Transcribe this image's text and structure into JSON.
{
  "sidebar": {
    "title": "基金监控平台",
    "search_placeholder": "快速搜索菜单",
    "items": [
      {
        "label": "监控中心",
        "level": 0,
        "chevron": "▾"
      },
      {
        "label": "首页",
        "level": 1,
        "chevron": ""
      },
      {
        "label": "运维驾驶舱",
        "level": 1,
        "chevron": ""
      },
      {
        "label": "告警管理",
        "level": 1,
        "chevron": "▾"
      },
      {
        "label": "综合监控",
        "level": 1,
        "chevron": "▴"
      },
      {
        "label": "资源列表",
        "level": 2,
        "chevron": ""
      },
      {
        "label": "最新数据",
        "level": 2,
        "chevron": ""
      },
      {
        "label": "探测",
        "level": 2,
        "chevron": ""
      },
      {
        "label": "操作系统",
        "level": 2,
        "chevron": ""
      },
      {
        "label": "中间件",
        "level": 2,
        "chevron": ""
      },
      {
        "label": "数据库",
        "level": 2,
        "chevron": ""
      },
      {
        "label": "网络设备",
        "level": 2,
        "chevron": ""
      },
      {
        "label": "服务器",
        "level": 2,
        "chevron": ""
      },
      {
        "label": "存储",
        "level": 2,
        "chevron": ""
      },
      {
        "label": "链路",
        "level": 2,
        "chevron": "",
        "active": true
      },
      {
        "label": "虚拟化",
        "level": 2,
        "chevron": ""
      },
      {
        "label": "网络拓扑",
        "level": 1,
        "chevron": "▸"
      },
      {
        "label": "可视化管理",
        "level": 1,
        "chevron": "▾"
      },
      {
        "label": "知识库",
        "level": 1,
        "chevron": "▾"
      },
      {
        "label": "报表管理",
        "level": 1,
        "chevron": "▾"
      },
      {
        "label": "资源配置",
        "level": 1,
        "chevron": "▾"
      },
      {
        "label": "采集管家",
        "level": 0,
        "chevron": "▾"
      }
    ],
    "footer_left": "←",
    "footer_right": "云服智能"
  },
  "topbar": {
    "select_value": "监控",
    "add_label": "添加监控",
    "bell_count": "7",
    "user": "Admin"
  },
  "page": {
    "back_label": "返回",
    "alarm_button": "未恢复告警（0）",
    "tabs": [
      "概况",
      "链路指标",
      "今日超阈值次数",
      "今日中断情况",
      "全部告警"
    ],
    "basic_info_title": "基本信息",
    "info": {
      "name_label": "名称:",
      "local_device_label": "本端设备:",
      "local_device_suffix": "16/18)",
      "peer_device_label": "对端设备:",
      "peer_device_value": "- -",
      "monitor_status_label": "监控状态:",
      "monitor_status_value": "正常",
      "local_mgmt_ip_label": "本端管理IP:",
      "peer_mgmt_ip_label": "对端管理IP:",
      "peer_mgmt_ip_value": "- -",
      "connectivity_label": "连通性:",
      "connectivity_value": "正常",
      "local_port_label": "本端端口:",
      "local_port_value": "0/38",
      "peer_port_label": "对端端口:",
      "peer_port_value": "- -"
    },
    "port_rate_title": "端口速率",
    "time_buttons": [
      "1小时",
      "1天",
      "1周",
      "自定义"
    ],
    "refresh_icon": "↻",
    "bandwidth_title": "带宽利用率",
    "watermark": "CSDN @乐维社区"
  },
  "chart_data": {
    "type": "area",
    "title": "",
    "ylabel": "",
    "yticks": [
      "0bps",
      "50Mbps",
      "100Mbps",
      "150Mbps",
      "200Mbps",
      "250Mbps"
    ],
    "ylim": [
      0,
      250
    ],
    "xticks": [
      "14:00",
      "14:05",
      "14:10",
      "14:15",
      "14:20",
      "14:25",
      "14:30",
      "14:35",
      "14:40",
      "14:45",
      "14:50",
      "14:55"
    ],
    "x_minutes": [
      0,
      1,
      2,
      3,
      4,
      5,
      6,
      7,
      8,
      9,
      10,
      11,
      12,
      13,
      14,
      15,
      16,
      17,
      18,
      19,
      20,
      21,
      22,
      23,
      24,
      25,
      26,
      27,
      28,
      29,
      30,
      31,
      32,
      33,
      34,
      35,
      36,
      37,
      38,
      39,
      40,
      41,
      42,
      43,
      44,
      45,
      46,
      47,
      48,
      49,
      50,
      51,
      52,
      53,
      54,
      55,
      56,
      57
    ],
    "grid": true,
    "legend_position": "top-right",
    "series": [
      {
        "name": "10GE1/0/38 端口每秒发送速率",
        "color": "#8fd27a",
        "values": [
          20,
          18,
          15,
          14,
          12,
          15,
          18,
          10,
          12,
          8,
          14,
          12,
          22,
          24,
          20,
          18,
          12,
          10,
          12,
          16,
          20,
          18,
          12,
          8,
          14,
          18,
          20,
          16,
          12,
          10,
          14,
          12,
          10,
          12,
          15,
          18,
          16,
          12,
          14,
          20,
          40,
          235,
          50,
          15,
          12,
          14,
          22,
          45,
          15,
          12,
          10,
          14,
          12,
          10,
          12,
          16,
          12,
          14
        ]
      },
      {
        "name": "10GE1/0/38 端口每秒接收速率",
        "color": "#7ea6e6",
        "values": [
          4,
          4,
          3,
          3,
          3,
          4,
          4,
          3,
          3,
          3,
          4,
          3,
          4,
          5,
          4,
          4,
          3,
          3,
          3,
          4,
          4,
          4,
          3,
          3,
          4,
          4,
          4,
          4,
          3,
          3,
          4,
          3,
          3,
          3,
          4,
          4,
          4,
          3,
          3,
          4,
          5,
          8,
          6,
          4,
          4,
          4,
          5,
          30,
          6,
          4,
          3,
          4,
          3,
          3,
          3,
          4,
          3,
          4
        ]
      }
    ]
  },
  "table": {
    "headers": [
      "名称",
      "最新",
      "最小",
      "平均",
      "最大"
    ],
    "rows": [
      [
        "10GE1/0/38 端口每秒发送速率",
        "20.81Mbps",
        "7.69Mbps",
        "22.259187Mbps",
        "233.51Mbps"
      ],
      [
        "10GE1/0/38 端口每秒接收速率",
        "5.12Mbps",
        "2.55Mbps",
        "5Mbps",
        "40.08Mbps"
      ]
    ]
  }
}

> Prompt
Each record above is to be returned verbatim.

> Your response
Transcribe this image's text and structure into JSON.
{
  "sidebar": {
    "title": "基金监控平台",
    "search_placeholder": "快速搜索菜单",
    "items": [
      {
        "label": "监控中心",
        "level": 0,
        "chevron": "▾"
      },
      {
        "label": "首页",
        "level": 1,
        "chevron": ""
      },
      {
        "label": "运维驾驶舱",
        "level": 1,
        "chevron": ""
      },
      {
        "label": "告警管理",
        "level": 1,
        "chevron": "▾"
      },
      {
        "label": "综合监控",
        "level": 1,
        "chevron": "▴"
      },
      {
        "label": "资源列表",
        "level": 2,
        "chevron": ""
      },
      {
        "label": "最新数据",
        "level": 2,
        "chevron": ""
      },
      {
        "label": "探测",
        "level": 2,
        "chevron": ""
      },
      {
        "label": "操作系统",
        "level": 2,
        "chevron": ""
      },
      {
        "label": "中间件",
        "level": 2,
        "chevron": ""
      },
      {
        "label": "数据库",
        "level": 2,
        "chevron": ""
      },
      {
        "label": "网络设备",
        "level": 2,
        "chevron": ""
      },
      {
        "label": "服务器",
        "level": 2,
        "chevron": ""
      },
      {
        "label": "存储",
        "level": 2,
        "chevron": ""
      },
      {
        "label": "链路",
        "level": 2,
        "chevron": "",
        "active": true
      },
      {
        "label": "虚拟化",
        "level": 2,
        "chevron": ""
      },
      {
        "label": "网络拓扑",
        "level": 1,
        "chevron": "▸"
      },
      {
        "label": "可视化管理",
        "level": 1,
        "chevron": "▾"
      },
      {
        "label": "知识库",
        "level": 1,
        "chevron": "▾"
      },
      {
        "label": "报表管理",
        "level": 1,
        "chevron": "▾"
      },
      {
        "label": "资源配置",
        "level": 1,
        "chevron": "▾"
      },
      {
        "label": "采集管家",
        "level": 0,
        "chevron": "▾"
      }
    ],
    "footer_left": "←",
    "footer_right": "云服智能"
  },
  "topbar": {
    "select_value": "监控",
    "add_label": "添加监控",
    "bell_count": "7",
    "user": "Admin"
  },
  "page": {
    "back_label": "返回",
    "alarm_button": "未恢复告警（0）",
    "tabs": [
      "概况",
      "链路指标",
      "今日超阈值次数",
      "今日中断情况",
      "全部告警"
    ],
    "basic_info_title": "基本信息",
    "info": {
      "name_label": "名称:",
      "local_device_label": "本端设备:",
      "local_device_suffix": "16/18)",
      "peer_device_label": "对端设备:",
      "peer_device_value": "- -",
      "monitor_status_label": "监控状态:",
      "monitor_status_value": "正常",
      "local_mgmt_ip_label": "本端管理IP:",
      "peer_mgmt_ip_label": "对端管理IP:",
      "peer_mgmt_ip_value": "- -",
      "connectivity_label": "连通性:",
      "connectivity_value": "正常",
      "local_port_label": "本端端口:",
      "local_port_value": "0/38",
      "peer_port_label": "对端端口:",
      "peer_port_value": "- -"
    },
    "port_rate_title": "端口速率",
    "time_buttons": [
      "1小时",
      "1天",
      "1周",
      "自定义"
    ],
    "refresh_icon": "↻",
    "bandwidth_title": "带宽利用率",
    "watermark": "CSDN @乐维社区"
  },
  "chart_data": {
    "type": "area",
    "title": "",
    "ylabel": "",
    "yticks": [
      "0bps",
      "50Mbps",
      "100Mbps",
      "150Mbps",
      "200Mbps",
      "250Mbps"
    ],
    "ylim": [
      0,
      250
    ],
    "xticks": [
      "14:00",
      "14:05",
      "14:10",
      "14:15",
      "14:20",
      "14:25",
      "14:30",
      "14:35",
      "14:40",
      "14:45",
      "14:50",
      "14:55"
    ],
    "x_minutes": [
      0,
      1,
      2,
      3,
      4,
      5,
      6,
      7,
      8,
      9,
      10,
      11,
      12,
      13,
      14,
      15,
      16,
      17,
      18,
      19,
      20,
      21,
      22,
      23,
      24,
      25,
      26,
      27,
      28,
      29,
      30,
      31,
      32,
      33,
      34,
      35,
      36,
      37,
      38,
      39,
      40,
      41,
      42,
      43,
      44,
      45,
      46,
      47,
      48,
      49,
      50,
      51,
      52,
      53,
      54,
      55,
      56,
      57
    ],
    "grid": true,
    "legend_position": "top-right",
    "series": [
      {
        "name": "10GE1/0/38 端口每秒发送速率",
        "color": "#8fd27a",
        "values": [
          20,
          18,
          15,
          14,
          12,
          15,
          18,
          10,
          12,
          8,
          14,
          12,
          22,
          24,
          20,
          18,
          12,
          10,
          12,
          16,
          20,
          18,
          12,
          8,
          14,
          18,
          20,
          16,
          12,
          10,
          14,
          12,
          10,
          12,
          15,
          18,
          16,
          12,
          14,
          20,
          40,
          235,
          50,
          15,
          12,
          14,
          22,
          45,
          15,
          12,
          10,
          14,
          12,
          10,
          12,
          16,
          12,
          14
        ]
      },
      {
        "name": "10GE1/0/38 端口每秒接收速率",
        "color": "#7ea6e6",
        "values": [
          4,
          4,
          3,
          3,
          3,
          4,
          4,
          3,
          3,
          3,
          4,
          3,
          4,
          5,
          4,
          4,
          3,
          3,
          3,
          4,
          4,
          4,
          3,
          3,
          4,
          4,
          4,
          4,
          3,
          3,
          4,
          3,
          3,
          3,
          4,
          4,
          4,
          3,
          3,
          4,
          5,
          8,
          6,
          4,
          4,
          4,
          5,
          30,
          6,
          4,
          3,
          4,
          3,
          3,
          3,
          4,
          3,
          4
        ]
      }
    ]
  },
  "table": {
    "headers": [
      "名称",
      "最新",
      "最小",
      "平均",
      "最大"
    ],
    "rows": [
      [
        "10GE1/0/38 端口每秒发送速率",
        "20.81Mbps",
        "7.69Mbps",
        "22.259187Mbps",
        "233.51Mbps"
      ],
      [
        "10GE1/0/38 端口每秒接收速率",
        "5.12Mbps",
        "2.55Mbps",
        "5Mbps",
        "40.08Mbps"
      ]
    ]
  }
}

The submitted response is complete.